### Extracted material
+ + + + +
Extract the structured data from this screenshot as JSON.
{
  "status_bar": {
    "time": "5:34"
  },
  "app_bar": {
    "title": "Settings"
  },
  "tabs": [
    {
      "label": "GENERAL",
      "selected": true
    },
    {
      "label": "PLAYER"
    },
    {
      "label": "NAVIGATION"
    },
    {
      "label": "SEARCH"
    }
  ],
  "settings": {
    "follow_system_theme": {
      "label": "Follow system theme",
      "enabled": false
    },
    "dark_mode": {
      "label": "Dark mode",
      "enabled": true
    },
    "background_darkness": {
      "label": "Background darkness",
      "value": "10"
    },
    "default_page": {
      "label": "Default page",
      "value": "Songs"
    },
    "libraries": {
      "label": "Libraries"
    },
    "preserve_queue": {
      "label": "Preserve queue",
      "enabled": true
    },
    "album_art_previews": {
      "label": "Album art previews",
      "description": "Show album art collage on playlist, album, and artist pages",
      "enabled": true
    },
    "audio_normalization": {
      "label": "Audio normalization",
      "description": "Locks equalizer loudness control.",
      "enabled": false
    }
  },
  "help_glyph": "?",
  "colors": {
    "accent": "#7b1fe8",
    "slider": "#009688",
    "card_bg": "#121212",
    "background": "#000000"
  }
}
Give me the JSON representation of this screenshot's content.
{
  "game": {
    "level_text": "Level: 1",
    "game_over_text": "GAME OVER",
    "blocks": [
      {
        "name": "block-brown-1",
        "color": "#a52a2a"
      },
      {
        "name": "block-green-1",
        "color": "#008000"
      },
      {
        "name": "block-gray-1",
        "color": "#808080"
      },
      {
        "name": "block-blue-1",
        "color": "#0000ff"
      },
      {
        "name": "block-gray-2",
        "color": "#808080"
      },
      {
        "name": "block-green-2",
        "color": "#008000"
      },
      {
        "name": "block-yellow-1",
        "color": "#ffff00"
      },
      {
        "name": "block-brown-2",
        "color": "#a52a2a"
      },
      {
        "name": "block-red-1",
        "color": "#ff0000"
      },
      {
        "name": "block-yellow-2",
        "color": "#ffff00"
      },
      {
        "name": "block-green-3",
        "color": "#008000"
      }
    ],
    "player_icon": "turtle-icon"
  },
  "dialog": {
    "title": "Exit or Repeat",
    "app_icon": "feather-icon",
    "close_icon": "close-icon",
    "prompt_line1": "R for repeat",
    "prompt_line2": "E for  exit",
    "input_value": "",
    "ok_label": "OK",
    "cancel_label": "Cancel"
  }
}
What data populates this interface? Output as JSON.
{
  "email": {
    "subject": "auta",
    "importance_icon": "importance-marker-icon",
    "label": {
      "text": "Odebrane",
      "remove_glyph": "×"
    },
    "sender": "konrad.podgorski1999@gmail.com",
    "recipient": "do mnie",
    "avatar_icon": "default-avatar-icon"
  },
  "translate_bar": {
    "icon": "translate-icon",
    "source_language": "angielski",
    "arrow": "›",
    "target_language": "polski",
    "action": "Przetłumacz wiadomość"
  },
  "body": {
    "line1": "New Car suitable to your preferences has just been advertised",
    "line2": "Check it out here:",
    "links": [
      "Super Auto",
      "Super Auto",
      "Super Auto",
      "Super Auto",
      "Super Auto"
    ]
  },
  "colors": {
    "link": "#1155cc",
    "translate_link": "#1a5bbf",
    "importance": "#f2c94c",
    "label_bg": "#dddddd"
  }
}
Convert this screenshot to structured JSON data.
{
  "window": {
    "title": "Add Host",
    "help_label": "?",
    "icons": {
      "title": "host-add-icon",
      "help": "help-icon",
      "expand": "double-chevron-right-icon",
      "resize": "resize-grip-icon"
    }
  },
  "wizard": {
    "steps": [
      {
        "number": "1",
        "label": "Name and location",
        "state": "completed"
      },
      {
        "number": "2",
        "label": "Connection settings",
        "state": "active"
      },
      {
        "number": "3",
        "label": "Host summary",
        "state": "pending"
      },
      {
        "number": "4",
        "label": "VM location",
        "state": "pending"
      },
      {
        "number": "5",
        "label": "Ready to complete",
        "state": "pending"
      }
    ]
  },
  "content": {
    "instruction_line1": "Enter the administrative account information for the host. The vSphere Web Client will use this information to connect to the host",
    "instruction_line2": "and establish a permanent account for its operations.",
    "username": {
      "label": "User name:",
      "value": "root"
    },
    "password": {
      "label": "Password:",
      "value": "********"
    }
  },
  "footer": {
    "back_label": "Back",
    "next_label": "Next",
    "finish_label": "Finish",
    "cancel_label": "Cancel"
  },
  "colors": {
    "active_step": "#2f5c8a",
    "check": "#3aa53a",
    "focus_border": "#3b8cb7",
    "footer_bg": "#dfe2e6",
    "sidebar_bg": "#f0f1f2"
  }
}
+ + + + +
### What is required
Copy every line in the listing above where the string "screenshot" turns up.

### Exercise answer
Extract the structured data from this screenshot as JSON.
Give me the JSON representation of this screenshot's content.
Convert this screenshot to structured JSON data.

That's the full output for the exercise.